In no way can I excuse what Josh did, but there is some comfort in knowing that he has expressed his regrets and repented of his sin.  Also, I was grateful to hear that before marrying Anna, Josh owned up to his past–giving her the opportunity to walk away if she wanted to.  Anna chose to marry Josh and, as my grandma used to say, “The proof is in the pudding.”  It has been in watching Anna’s confidence grow in her role as wife, mother and friend that, I believe, reflects something good about the character of the man she married.

As Christian’s, we are challenged to respond to this family tragedy in a manner that honors Christ.  While it may be tempting to enter into the fray of condemnation encouraged by social media, we must take care that we avoid “puking on God’s Throne” as we consider the broken and prayerful example given us by a true victim of abuse.

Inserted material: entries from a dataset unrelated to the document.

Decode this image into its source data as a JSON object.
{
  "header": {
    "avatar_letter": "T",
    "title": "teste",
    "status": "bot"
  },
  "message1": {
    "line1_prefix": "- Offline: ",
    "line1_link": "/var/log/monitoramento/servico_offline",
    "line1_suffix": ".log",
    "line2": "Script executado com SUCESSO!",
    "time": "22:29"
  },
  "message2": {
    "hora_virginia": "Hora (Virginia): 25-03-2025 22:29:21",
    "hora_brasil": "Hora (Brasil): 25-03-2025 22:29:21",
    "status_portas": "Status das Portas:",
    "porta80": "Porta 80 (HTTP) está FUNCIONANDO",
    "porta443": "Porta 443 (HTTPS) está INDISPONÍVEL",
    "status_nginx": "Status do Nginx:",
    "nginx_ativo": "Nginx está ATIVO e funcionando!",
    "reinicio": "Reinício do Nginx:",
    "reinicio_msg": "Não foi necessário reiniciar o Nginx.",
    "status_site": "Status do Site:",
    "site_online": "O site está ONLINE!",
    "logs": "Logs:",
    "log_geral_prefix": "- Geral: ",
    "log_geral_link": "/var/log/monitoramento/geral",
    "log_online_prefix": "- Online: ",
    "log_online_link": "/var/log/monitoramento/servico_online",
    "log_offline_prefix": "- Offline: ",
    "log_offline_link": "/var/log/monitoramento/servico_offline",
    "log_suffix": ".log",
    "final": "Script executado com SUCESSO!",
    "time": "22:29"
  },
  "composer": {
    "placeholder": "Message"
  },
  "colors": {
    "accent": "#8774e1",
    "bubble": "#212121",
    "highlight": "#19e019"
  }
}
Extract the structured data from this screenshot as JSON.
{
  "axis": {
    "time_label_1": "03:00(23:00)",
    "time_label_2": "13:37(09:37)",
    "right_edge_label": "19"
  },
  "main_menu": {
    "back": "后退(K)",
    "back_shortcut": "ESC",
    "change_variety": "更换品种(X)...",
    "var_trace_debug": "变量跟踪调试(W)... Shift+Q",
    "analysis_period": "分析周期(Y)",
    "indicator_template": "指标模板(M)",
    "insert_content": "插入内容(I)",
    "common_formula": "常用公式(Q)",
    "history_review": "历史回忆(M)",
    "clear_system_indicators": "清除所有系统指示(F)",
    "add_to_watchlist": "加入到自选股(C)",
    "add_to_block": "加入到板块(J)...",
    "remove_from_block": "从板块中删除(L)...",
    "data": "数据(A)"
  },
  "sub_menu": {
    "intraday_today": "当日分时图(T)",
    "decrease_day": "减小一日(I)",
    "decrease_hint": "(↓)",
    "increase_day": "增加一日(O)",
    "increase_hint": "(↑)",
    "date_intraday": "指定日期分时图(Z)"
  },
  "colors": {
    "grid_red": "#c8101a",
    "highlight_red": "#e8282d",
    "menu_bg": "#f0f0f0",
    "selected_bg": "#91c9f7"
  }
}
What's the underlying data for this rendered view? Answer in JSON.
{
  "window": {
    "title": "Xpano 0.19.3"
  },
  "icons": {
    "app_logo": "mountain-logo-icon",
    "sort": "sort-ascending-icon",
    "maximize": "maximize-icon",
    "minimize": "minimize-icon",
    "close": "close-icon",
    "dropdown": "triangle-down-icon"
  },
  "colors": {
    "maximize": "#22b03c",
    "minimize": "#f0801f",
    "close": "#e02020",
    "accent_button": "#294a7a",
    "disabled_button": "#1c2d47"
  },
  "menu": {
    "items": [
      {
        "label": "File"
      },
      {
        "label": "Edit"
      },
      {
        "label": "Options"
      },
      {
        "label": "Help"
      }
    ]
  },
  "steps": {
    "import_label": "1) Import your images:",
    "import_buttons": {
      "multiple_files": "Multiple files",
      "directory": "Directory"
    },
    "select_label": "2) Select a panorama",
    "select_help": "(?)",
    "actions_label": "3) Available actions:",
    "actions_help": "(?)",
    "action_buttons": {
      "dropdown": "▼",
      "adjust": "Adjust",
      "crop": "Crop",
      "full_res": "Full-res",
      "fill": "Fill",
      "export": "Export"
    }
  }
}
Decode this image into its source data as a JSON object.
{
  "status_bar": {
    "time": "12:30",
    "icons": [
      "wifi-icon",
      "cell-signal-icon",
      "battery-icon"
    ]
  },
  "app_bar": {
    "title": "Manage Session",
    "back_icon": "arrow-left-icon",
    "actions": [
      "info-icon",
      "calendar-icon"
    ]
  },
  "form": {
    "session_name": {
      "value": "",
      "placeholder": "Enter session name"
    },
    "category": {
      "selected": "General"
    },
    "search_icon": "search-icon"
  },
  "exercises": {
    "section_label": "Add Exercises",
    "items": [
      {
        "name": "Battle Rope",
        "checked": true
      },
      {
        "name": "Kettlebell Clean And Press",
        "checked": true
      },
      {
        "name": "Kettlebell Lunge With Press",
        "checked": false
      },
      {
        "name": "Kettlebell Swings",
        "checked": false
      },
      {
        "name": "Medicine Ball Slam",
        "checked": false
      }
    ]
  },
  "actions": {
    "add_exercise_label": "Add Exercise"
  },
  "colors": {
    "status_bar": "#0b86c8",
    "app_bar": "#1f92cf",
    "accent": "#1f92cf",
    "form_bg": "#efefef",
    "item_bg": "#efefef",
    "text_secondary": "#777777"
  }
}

There is much to be gleaned from the wisdom of Scripture to guide us.  A personal favorite of mine we frequently look to in the Counseling Room, is this passage in Romans:

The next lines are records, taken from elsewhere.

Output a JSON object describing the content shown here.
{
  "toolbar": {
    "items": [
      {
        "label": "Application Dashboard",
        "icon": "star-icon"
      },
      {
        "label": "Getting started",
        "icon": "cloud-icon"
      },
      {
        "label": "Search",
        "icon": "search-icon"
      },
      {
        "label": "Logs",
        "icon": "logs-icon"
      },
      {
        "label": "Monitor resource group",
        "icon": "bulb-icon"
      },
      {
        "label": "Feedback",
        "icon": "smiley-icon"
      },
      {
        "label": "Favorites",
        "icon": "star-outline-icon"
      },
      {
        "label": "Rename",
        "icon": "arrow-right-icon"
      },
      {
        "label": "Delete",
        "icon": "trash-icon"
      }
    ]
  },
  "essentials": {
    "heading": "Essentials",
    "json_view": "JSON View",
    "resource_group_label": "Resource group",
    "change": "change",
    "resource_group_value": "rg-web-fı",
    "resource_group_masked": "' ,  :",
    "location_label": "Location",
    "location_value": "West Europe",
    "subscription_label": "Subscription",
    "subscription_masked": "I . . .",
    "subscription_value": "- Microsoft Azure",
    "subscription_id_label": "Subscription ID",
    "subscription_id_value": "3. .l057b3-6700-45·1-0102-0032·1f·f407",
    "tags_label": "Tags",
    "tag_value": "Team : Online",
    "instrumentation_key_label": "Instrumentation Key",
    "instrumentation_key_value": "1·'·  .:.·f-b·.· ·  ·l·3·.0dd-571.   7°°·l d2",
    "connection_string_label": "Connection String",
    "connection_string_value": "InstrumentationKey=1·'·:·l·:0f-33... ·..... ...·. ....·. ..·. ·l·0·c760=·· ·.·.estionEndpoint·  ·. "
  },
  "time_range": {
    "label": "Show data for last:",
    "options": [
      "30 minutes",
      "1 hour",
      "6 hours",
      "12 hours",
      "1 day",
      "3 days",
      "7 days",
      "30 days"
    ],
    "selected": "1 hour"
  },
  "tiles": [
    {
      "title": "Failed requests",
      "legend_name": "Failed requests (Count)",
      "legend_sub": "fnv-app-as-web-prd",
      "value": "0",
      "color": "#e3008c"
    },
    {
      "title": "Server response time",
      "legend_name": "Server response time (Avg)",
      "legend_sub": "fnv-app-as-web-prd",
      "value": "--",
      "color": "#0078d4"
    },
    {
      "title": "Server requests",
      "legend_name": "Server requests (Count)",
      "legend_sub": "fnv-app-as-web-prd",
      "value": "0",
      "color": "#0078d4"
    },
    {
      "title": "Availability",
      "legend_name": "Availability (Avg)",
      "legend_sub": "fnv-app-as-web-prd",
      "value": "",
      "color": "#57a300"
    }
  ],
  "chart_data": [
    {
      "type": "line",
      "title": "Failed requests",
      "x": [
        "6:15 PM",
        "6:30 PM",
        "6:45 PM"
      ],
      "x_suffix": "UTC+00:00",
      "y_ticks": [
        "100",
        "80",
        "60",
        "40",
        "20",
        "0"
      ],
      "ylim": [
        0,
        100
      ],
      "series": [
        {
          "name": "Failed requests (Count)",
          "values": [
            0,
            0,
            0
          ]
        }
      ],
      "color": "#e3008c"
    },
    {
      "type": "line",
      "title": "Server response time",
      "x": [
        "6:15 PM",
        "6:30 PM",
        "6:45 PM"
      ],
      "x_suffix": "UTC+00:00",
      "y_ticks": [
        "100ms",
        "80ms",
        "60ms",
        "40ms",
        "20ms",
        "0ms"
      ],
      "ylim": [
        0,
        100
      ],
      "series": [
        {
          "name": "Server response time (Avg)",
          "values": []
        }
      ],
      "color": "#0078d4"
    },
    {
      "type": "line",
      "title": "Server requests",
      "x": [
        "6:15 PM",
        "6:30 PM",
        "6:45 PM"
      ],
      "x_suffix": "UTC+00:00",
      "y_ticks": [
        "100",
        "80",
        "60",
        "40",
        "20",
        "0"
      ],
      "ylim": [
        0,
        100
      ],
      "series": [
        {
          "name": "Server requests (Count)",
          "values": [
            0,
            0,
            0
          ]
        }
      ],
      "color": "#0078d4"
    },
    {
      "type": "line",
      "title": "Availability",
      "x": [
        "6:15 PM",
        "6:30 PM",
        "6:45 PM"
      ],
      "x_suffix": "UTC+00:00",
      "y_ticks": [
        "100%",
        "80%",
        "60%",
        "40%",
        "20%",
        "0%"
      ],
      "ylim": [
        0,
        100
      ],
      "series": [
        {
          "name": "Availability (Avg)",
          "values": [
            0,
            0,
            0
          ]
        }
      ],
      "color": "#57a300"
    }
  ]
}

“Do not repay anyone evil for evil.
Be careful to do what is right in the eyes of everyone.
If it is possible, as far as it depends on you, live at peace with everyone.
Do not take revenge, my dear friends, but leave room for God’s wrath,
for it is written: “It is mine to avenge; I will repay,” says the Lord.
On the contrary:
“If your enemy is hungry, feed him;
if he is thirsty, give him something to drink.
In doing this, you will heap burning coals on his head.”e
Do not be overcome by evil, but overcome evil with good.”
Romans 12:17-21

It is always comforting to remember, that as much as we may hate the pain and suffering sin inflicts on us and on those we love, God hates it more–“Vengeance is Mine, I WILL repay” the unrepentant sinner.  While we cannot know fully the depth of anyone’s confession, God’s Justice will ultimately prevail.

Our Challenge as Christians,
is to take care that we avoid heaping our own sin/puke on others as we pray for them,
rather than delighting in and exposing sin that cannot be undone.    

All to His Glory!